by The Stylus
Tue, Sep 25th 2018 05:00 pm
Elliott LaPoint/Editorial Cartoonist
Elliott LaPoint/Editorial Cartoonist

Students attending The College at Brockport know and love Scholars Day, a day where the college celebrates scholarship and creativity by giving students a day off to observe informative presentations. However, that’s never the way it actually goes. Scholars Day is known to be one of the wildest partying days of the semester. Instead of attending the non-mandatory events, college students find a different use for their days, flipping red solo cups and laughing at the thought of going on campus to be “provided with intellectual enrichment.”  

Scholar’s Day is a day of sharing knowledge about any and everything Brockport has to offer. The unfortunate students who get stuck having to be a part of it team up with faculty and staff to offer a full day’s worth of  “scholarly and creative work, using disciplinary techniques of public presentation,” according to Brockport’s website. 

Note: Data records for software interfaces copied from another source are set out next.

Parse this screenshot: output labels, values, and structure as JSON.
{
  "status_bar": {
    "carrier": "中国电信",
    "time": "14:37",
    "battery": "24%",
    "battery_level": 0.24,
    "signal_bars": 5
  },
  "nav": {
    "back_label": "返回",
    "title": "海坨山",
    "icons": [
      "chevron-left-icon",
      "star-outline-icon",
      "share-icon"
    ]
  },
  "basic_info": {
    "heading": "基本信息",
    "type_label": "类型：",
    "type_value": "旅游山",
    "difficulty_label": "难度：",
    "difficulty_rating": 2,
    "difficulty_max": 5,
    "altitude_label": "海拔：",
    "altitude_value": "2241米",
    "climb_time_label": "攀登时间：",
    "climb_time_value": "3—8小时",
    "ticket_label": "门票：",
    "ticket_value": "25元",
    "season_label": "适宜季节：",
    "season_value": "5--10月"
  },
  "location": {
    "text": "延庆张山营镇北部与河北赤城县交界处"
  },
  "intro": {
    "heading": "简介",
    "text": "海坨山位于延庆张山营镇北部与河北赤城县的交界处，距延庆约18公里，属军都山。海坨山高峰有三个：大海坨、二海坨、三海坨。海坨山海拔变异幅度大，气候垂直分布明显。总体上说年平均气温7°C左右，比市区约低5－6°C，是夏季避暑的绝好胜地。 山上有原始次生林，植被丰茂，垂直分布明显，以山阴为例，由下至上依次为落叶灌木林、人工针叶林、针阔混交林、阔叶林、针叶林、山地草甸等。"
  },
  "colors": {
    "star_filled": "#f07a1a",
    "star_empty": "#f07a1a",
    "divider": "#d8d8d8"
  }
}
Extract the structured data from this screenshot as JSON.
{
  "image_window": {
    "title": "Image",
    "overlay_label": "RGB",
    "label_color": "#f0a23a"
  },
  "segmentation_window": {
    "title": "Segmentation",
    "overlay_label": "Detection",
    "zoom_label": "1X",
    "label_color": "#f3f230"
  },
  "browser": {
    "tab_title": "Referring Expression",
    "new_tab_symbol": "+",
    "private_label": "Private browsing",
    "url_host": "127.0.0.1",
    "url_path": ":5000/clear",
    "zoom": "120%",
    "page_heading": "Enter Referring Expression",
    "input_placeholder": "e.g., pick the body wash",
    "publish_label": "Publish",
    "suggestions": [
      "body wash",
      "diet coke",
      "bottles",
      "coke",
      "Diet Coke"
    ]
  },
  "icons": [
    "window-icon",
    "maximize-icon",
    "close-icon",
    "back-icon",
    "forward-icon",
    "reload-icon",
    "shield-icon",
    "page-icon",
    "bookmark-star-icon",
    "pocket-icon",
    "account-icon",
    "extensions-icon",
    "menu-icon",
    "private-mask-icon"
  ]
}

It’s almost guaranteed that if we were to ask the student body if they’d like to join in several power-point slideshows “that illustrate the academic excellence at the heart of the Brockport experience,” the majority would roll over in bed and take the few extra hours to rest up for their big day.

The Diversity Conference, on the other hand, is a completely different story when discussing Brockport’s annual events. Known for promoting open-mindedness, celebrating diversity and promoting awareness of divergent views, the Diversity Conference piques students’ interests much more than listening to a peer offer brief lectures on whatever they were assigned to research. 

The college goes all out for the conference, inviting well-known speakers, offering culture based performances and a welcoming continental breakfast as well as an international luncheon or dinner later in the day for anyone who shows up. Unfortunately, students still have to attend classes the day the Diversity Conference is held. 

Brockport takes great pride in its diversity and equity, giving it even more incentive to support this event. The college’s goal is to “explore important values that help us build and nurture our community through dialogue that addresses the challenges that face our society, as well as our growth in understanding and acting upon issues of diversity and inclusive excellence. Our goal is to encourage a positive climate on campus, within the community and the world through teaching, inspiring and helping others.”

Creating that positive climate on Brockport’s campus is made easier by incorporating themes for the speakers to follow at every diversity conference. Speakers with knowledge and experience on these topics help students look deeper at the challenges currenty facing our society.  

 This year, Brockport’s theme for supporting campus interactions was, “building a Strategic Roadmap for Inclusive Excellence, emphasizing the actions of Respect, Compassion and Open-mindedness to create a stronger and more positive learning, working and living environment for all Brockport students, faculty, staff (including Rochester Downtown Campus, REOC, Visual Studies Workshop campuses) and the community.” 

Like every year, the Diversity Conference also offered a featured guest speaker, one who has a great story or positive influences to share. This year revolved around the freshman’s summer ‘reading assignment,’ as rising author, Angie Thomas, was invited to speak on behalf of her New York Times bestselling book, ‘The Hate U Give.’ Now being transformed into a film, “The Hate U Give,” touches on the current, nationwide epidemics of discrimination, poverty and police brutality. 

Well, Brockport feels as if daily classes are more important than attending a discussion about what our fellow classmates may be going through or why people react the way they do towards certain subjects. The whole point of the production is to open our minds, as pupils of a university, to put ourselves in others’ shoes, to bring our attention towards problems that do not necessarily bother us personally, but for other’s we see on a day-to-day basis, it could be an everyday struggle for them.

You would think if Brockport takes so much pride in its diversity, maybe students would be given the opportunity to attend whichever event they are intrigued by. It’s very rare to find a student attending or presenting at Scholar’s Day voluntarily. Usually most who attend are there for classes or because one of their professors tasked them with an assignment. 

Most professors on campus highly recommend attending the conference, some even make it mandatory, making it difficult for students to manage classes and sit in on certain sessions throughout the day. If a professor makes Scholar’s Day mandatory, a student’s only worry is not getting inebriated before the session they have to attend. 

We at The Stylus believe students deserve the day off to get the full experience of what the Diversity Conference has to offer. It is not about getting classes canceled or pushing back a test the next day, it’s about taking in others’ experiences and broadening horizons to support unification of positive society. 

Scholar’s Day gives students the day off because it is unfair to make students miss classes for college related events when it’s not mandatory for others. The Stylus believes if the Diversity Conference is hosted to better the school and give people an outside perspective, students should be granted the opportunity to experience the conference in its entirety.